The estimated population of Eared doves (there are Inca doves as well which are smaller still) in the region is about 40 million but nobody really knows. The population fluctuates with the amount of food available, which in turn impacts the number of times the doves breed. What they do know is that generally they breed five times a year and have two eggs each time with an 80% success rate of seeing their young through to adulthood. They feed on three main crops, maize or corn, sorghum and winter wheat when the moisture of the soil allows this crop to be produced. If there is no winter wheat they will go on the shoots of the soybean plants when just planted and coming through. This is the worst damage for farmers because it damages a whole new plant not just a few grains taken.
As a guide, the doves are shot in the hill ground or what is known as ‘roosts’ or ‘temporary roosts’ between late June and late February but at some point in the second half of February and mid-March (depending on weather and crop conditions) they start to leave the roosts and head for the fields in earnest where they remain until late June. This is when the harvesting has been done and there is a lot of food available which often tempts the birds to breed again. We shoot them travelling from temporary roosts to feeding areas or water, sometimes in the temporary roost, sometimes just leaving and other times closer to the fields to which they are travelling. It is rare to shoot them actually arriving/landing in the fields to which they are coming to feed because close to the feeding area the birds fly lower and slower. This is more common for pigeon shooting in other areas of Argentina, which is similar to how we often shoot our pigeons.
Before the shooting of doves began in the 1970s, the farmers set poison, which was effective but indiscriminate, killing all types of other birds and mammals. Nowadays, farmers/landowners gain income from the shooting rights for people to shoot on their land and there is decent protection for their crops though neither shooting nor poisoning fully stops crop damage with the population as it is. We cannot tell you that every last dove shot is picked because that is not true: the terrain is often difficult and the brush can be very thick with thorny bushes, and this is why dogs are not used but the field assistants (FAs) do collect what they can find by sight and the doves are donated to local causes. In the case of David Denies, all the birds are cleaned and taken to the Sister Theresa Foundation where over 500 hundred children are fed once a day at 6pm in five different dining rooms.

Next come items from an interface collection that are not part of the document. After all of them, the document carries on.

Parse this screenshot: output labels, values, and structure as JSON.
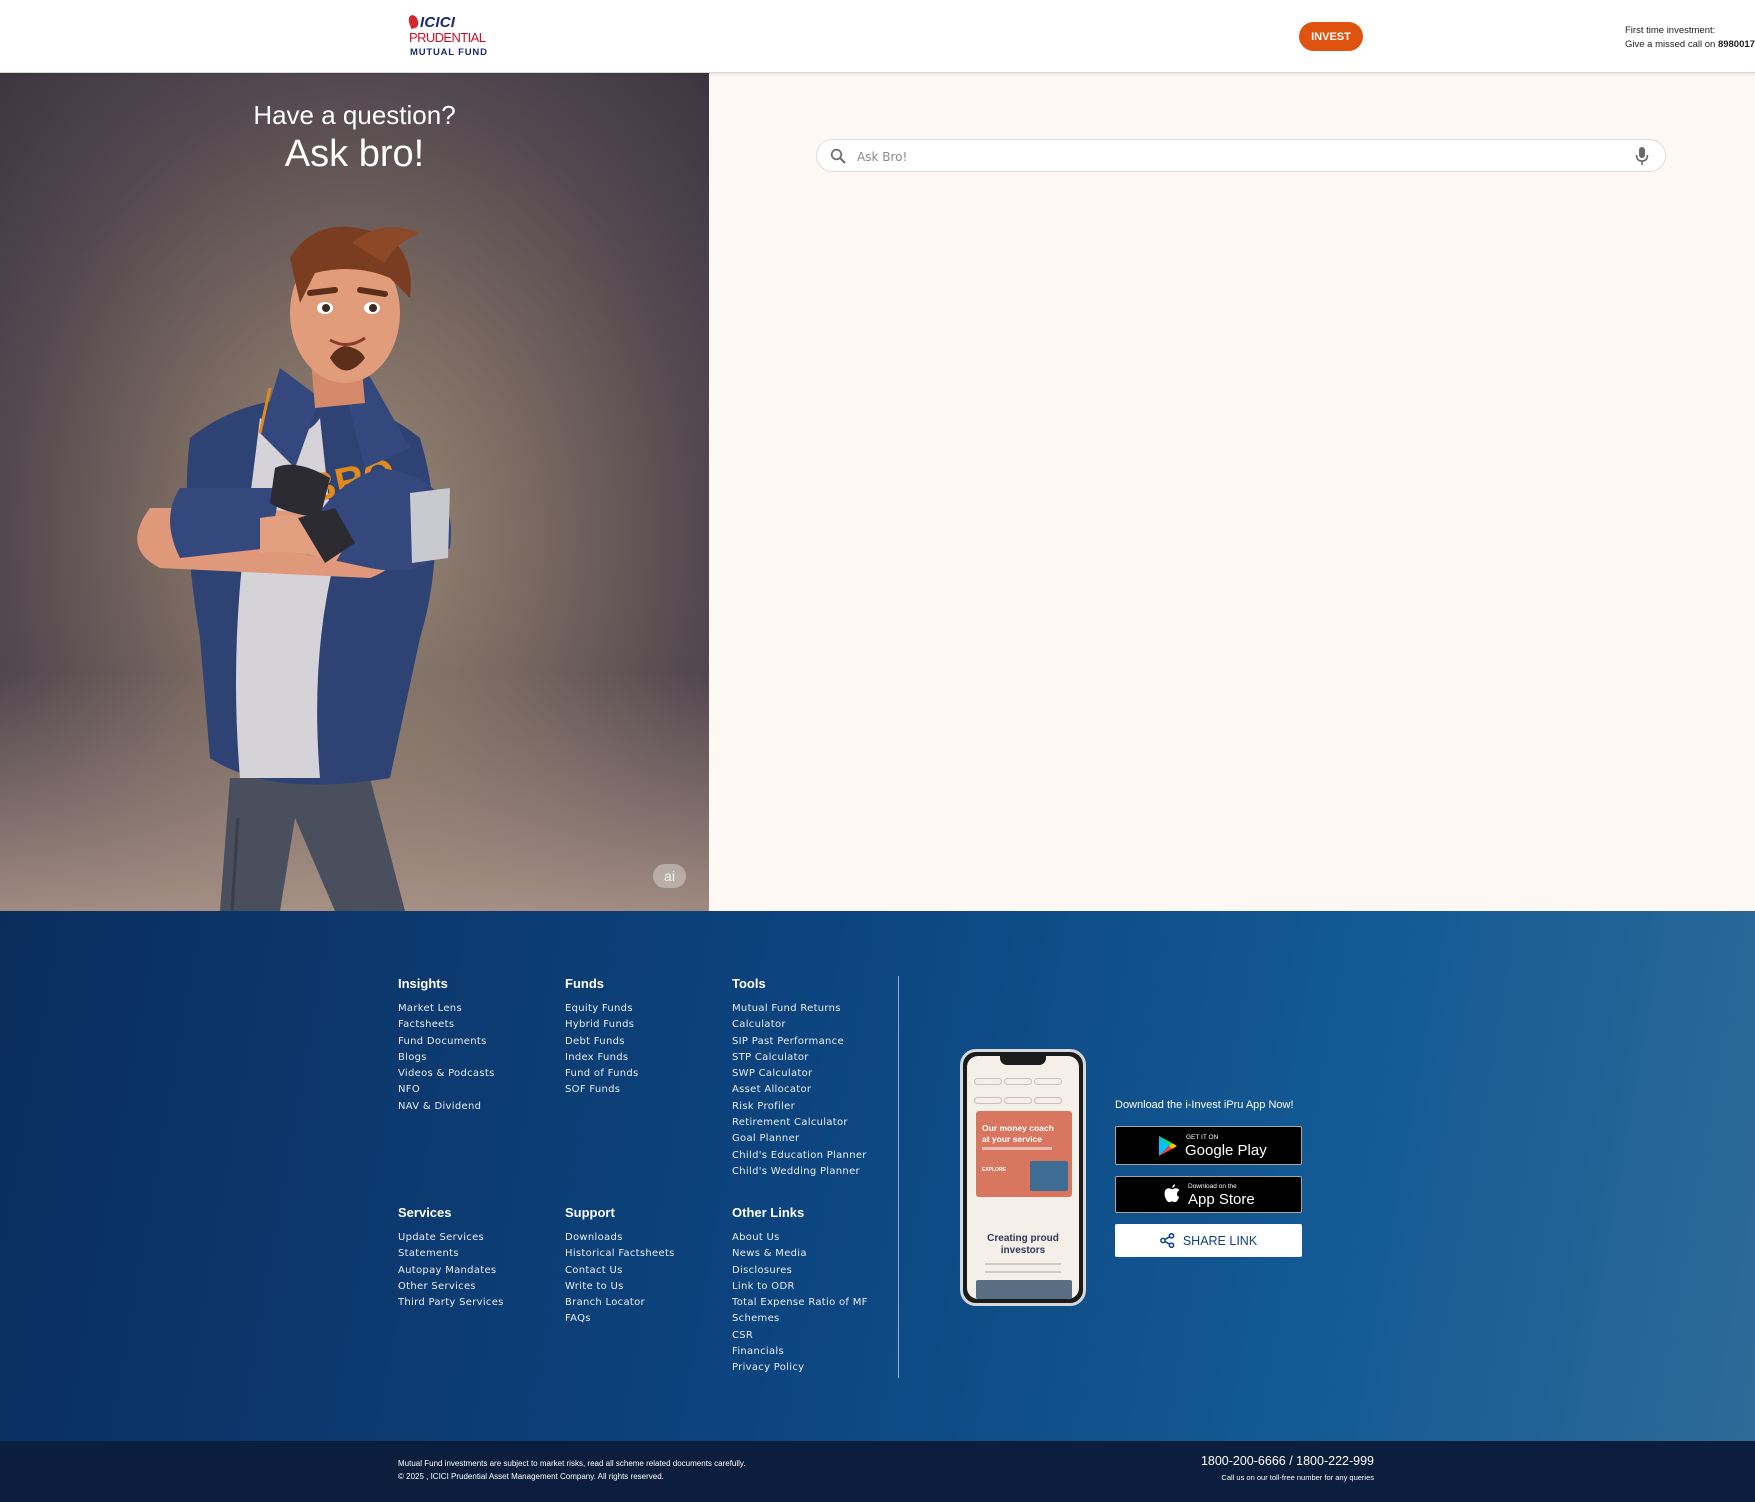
{
  "header": {
    "logo": {
      "line1": "ICICI",
      "line2": "PRUDENTIAL",
      "line3": "MUTUAL FUND"
    },
    "invest_label": "INVEST",
    "missed_call_line1": "First time investment:",
    "missed_call_prefix": "Give a missed call on ",
    "missed_call_number": "8980017"
  },
  "hero": {
    "question": "Have a question?",
    "title": "Ask bro!",
    "ai_badge": "ai",
    "shirt_text": "BRO"
  },
  "search": {
    "placeholder": "Ask Bro!"
  },
  "footer": {
    "columns": [
      {
        "title": "Insights",
        "links": [
          "Market Lens",
          "Factsheets",
          "Fund Documents",
          "Blogs",
          "Videos & Podcasts",
          "NFO",
          "NAV & Dividend"
        ]
      },
      {
        "title": "Funds",
        "links": [
          "Equity Funds",
          "Hybrid Funds",
          "Debt Funds",
          "Index Funds",
          "Fund of Funds",
          "SOF Funds"
        ]
      },
      {
        "title": "Tools",
        "links": [
          "Mutual Fund Returns",
          "Calculator",
          "SIP Past Performance",
          "STP Calculator",
          "SWP Calculator",
          "Asset Allocator",
          "Risk Profiler",
          "Retirement Calculator",
          "Goal Planner",
          "Child's Education Planner",
          "Child's Wedding Planner"
        ]
      },
      {
        "title": "Services",
        "links": [
          "Update Services",
          "Statements",
          "Autopay Mandates",
          "Other Services",
          "Third Party Services"
        ]
      },
      {
        "title": "Support",
        "links": [
          "Downloads",
          "Historical Factsheets",
          "Contact Us",
          "Write to Us",
          "Branch Locator",
          "FAQs"
        ]
      },
      {
        "title": "Other Links",
        "links": [
          "About Us",
          "News & Media",
          "Disclosures",
          "Link to ODR",
          "Total Expense Ratio of MF",
          "Schemes",
          "CSR",
          "Financials",
          "Privacy Policy"
        ]
      }
    ],
    "phone_mock": {
      "card_title": "Our money coach at your service",
      "card_cta": "EXPLORE",
      "headline": "Creating proud investors"
    },
    "download_title": "Download the i-Invest iPru App Now!",
    "google_play": {
      "small": "GET IT ON",
      "big": "Google Play"
    },
    "app_store": {
      "small": "Download on the",
      "big": "App Store"
    },
    "share_label": "SHARE LINK"
  },
  "bottom_bar": {
    "disclaimer_line1": "Mutual Fund investments are subject to market risks, read all scheme related documents carefully.",
    "disclaimer_line2": "© 2025 , ICICI Prudential Asset Management Company. All rights reserved.",
    "phone_numbers": "1800-200-6666 / 1800-222-999",
    "toll_free_note": "Call us on our toll-free number for any queries"
  },
  "colors": {
    "invest": "#e0520f",
    "footer_dark": "#0b2d5e",
    "footer_light": "#2e6a98",
    "bottom_bar": "#0c1e3d",
    "search_bg": "#fdf8f4"
  },
  "icons": [
    "search-icon",
    "mic-icon",
    "google-play-icon",
    "apple-icon",
    "share-icon"
  ]
}
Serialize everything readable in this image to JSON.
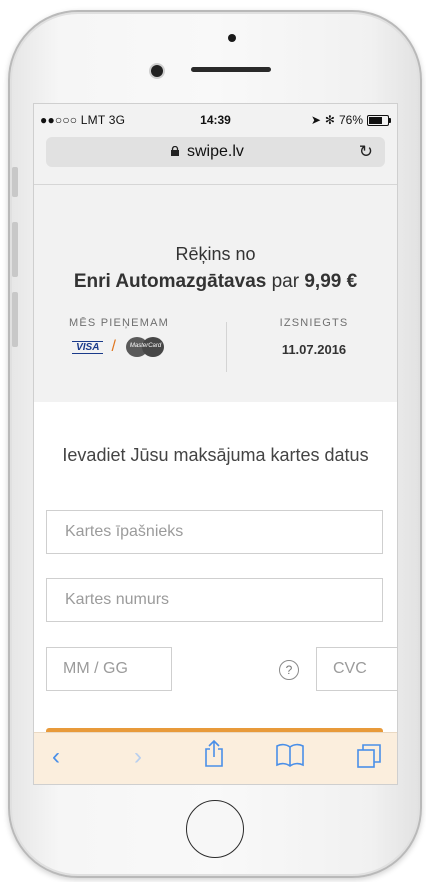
{
  "status": {
    "signal": "●●○○○ LMT  3G",
    "time": "14:39",
    "battery": "76%"
  },
  "browser": {
    "host": "swipe.lv"
  },
  "invoice": {
    "line1": "Rēķins no",
    "merchant": "Enri Automazgātavas",
    "par": "par",
    "amount": "9,99 €",
    "accept_label": "MĒS PIEŅEMAM",
    "visa": "VISA",
    "mastercard": "MasterCard",
    "issued_label": "IZSNIEGTS",
    "issued_date": "11.07.2016"
  },
  "form": {
    "title": "Ievadiet Jūsu maksājuma kartes datus",
    "holder_placeholder": "Kartes īpašnieks",
    "number_placeholder": "Kartes numurs",
    "expiry_placeholder": "MM / GG",
    "cvc_placeholder": "CVC",
    "help": "?"
  },
  "toolbar": {
    "back": "‹",
    "forward": "›",
    "share": "⇧",
    "bookmarks": "📖",
    "tabs": "❐"
  },
  "colors": {
    "accent_blue": "#4a8fe8",
    "toolbar_bg": "#fbeedd",
    "orange": "#e89a3a"
  }
}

We enjoyed dove breasts rolled in bacon at lunch and ‘dove burgers’ were on the menu card at dinner as well. They are very good if cooked right, crispy on the outside and still pink and tender on the inside.
Because Córdoba, Argentina offers a true year-round dove hunting season, a two- or three-day extension can be easily added to other shooting in Bolivia, Paraguay or Uruguay and with dorado fishing at Pira Lodge in the Ibera marsh, or even with trout fishing in Patagonia and Chile’s lake region.